■ Exercise prompt ■
Track down every line below that holds "title" and copy it.

[Excerpts from an interface dataset]
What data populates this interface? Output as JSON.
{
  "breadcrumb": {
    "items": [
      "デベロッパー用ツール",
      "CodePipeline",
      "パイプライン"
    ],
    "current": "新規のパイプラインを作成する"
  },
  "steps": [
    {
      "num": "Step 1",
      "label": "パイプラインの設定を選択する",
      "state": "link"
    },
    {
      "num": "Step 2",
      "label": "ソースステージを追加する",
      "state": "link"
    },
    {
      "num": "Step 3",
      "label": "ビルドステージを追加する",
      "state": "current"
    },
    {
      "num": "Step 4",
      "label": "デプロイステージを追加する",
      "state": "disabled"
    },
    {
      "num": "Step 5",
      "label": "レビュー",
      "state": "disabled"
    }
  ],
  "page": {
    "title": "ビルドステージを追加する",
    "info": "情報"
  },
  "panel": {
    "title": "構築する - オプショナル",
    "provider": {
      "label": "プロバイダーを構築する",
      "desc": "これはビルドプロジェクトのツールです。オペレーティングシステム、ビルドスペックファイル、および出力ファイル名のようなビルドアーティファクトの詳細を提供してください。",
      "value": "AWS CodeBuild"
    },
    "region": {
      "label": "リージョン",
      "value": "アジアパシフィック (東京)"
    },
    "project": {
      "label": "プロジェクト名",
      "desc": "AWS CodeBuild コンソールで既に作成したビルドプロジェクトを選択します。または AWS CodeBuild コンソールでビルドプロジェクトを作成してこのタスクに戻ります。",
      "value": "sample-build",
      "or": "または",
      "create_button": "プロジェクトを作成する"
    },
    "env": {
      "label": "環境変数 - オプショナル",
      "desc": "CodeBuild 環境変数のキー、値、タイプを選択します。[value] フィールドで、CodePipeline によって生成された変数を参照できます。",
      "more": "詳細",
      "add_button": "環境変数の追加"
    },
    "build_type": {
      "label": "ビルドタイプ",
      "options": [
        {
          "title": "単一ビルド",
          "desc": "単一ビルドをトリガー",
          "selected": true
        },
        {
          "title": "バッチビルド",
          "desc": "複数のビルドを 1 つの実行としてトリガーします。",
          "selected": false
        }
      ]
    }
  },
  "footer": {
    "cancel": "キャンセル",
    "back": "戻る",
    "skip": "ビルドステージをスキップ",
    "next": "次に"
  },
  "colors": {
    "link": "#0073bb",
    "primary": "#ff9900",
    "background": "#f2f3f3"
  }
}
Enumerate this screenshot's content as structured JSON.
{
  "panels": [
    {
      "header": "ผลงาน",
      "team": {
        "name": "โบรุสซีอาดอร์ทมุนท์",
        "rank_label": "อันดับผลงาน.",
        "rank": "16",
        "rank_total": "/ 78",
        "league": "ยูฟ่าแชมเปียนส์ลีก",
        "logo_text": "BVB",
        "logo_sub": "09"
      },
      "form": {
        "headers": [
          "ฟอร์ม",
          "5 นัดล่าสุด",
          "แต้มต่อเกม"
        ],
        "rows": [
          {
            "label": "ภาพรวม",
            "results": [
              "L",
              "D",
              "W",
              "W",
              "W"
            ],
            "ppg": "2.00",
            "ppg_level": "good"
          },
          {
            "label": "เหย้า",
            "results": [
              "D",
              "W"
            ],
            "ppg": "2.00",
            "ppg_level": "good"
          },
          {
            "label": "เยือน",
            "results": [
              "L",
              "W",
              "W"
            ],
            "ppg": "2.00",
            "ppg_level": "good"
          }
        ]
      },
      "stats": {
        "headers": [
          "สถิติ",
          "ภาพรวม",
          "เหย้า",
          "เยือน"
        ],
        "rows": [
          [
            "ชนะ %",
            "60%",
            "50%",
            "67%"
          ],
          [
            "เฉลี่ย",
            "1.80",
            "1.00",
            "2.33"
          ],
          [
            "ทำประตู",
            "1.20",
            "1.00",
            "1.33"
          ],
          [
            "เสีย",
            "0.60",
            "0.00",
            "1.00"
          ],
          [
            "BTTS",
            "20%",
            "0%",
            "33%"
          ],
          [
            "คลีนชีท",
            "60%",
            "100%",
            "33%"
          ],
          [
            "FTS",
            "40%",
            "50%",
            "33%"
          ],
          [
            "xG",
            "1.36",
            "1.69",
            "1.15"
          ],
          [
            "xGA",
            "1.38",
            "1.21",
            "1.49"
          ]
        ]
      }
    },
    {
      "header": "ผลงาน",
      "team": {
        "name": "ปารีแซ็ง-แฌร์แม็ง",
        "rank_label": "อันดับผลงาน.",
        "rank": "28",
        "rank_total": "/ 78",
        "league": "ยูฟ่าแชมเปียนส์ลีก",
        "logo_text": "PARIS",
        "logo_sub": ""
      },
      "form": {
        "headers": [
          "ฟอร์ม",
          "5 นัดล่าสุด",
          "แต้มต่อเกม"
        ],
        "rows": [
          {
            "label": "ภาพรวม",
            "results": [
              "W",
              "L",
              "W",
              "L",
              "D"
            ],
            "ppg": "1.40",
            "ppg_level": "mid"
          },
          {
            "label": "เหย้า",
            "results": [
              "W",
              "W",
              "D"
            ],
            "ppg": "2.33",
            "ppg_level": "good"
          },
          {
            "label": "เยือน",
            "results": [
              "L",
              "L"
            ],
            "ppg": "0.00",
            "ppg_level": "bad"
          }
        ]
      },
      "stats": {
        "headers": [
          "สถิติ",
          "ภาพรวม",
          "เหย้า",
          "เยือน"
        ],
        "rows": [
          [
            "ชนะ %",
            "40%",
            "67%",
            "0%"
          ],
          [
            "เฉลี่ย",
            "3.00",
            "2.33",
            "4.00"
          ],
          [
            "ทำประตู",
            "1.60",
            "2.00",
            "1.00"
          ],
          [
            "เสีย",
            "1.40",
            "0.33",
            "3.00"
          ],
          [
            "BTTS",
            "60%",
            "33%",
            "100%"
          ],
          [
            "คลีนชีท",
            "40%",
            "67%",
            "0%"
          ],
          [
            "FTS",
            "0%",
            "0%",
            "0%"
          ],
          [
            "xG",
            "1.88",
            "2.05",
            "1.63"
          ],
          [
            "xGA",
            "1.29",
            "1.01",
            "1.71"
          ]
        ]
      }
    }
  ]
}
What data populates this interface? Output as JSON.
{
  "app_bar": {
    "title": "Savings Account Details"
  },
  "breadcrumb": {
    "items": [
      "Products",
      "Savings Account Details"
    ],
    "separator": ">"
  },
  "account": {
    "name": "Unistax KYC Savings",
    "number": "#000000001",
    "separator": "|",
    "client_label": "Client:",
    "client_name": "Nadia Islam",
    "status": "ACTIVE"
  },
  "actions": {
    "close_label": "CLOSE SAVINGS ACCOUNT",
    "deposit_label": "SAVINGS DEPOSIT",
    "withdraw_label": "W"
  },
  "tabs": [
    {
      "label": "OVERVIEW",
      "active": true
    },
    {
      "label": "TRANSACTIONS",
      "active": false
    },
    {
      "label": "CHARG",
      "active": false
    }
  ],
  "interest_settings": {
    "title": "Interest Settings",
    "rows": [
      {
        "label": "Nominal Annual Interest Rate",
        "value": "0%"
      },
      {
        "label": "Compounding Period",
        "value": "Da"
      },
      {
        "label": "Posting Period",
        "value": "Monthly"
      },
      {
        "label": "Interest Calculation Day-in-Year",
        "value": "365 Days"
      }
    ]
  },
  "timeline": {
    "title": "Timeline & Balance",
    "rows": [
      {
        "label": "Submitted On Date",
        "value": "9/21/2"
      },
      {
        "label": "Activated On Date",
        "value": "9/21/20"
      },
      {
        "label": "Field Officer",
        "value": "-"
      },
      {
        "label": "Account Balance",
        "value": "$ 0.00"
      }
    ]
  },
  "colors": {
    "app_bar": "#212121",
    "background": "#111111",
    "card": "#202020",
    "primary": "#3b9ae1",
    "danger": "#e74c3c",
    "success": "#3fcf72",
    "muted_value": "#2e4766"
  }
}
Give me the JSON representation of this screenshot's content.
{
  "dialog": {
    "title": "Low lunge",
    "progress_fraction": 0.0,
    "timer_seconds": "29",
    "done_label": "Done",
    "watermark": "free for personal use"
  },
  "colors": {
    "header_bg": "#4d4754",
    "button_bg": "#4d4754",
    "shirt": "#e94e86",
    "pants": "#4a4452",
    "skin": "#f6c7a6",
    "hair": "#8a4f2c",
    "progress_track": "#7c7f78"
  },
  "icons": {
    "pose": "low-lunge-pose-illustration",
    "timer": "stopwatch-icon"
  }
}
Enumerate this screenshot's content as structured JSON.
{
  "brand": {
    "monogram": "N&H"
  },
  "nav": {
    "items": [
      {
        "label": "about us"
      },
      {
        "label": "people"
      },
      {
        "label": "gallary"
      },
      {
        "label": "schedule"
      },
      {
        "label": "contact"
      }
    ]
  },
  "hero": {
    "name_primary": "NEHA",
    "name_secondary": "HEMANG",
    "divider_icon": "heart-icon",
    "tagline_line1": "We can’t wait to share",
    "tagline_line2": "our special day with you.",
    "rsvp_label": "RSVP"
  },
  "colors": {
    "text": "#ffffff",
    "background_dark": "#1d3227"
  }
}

■ Written reply ■
    "title": "ビルドステージを追加する",
    "title": "構築する - オプショナル",
          "title": "単一ビルド",
          "title": "バッチビルド",
    "title": "Savings Account Details"
    "title": "Interest Settings",
    "title": "Timeline & Balance",
    "title": "Low lunge",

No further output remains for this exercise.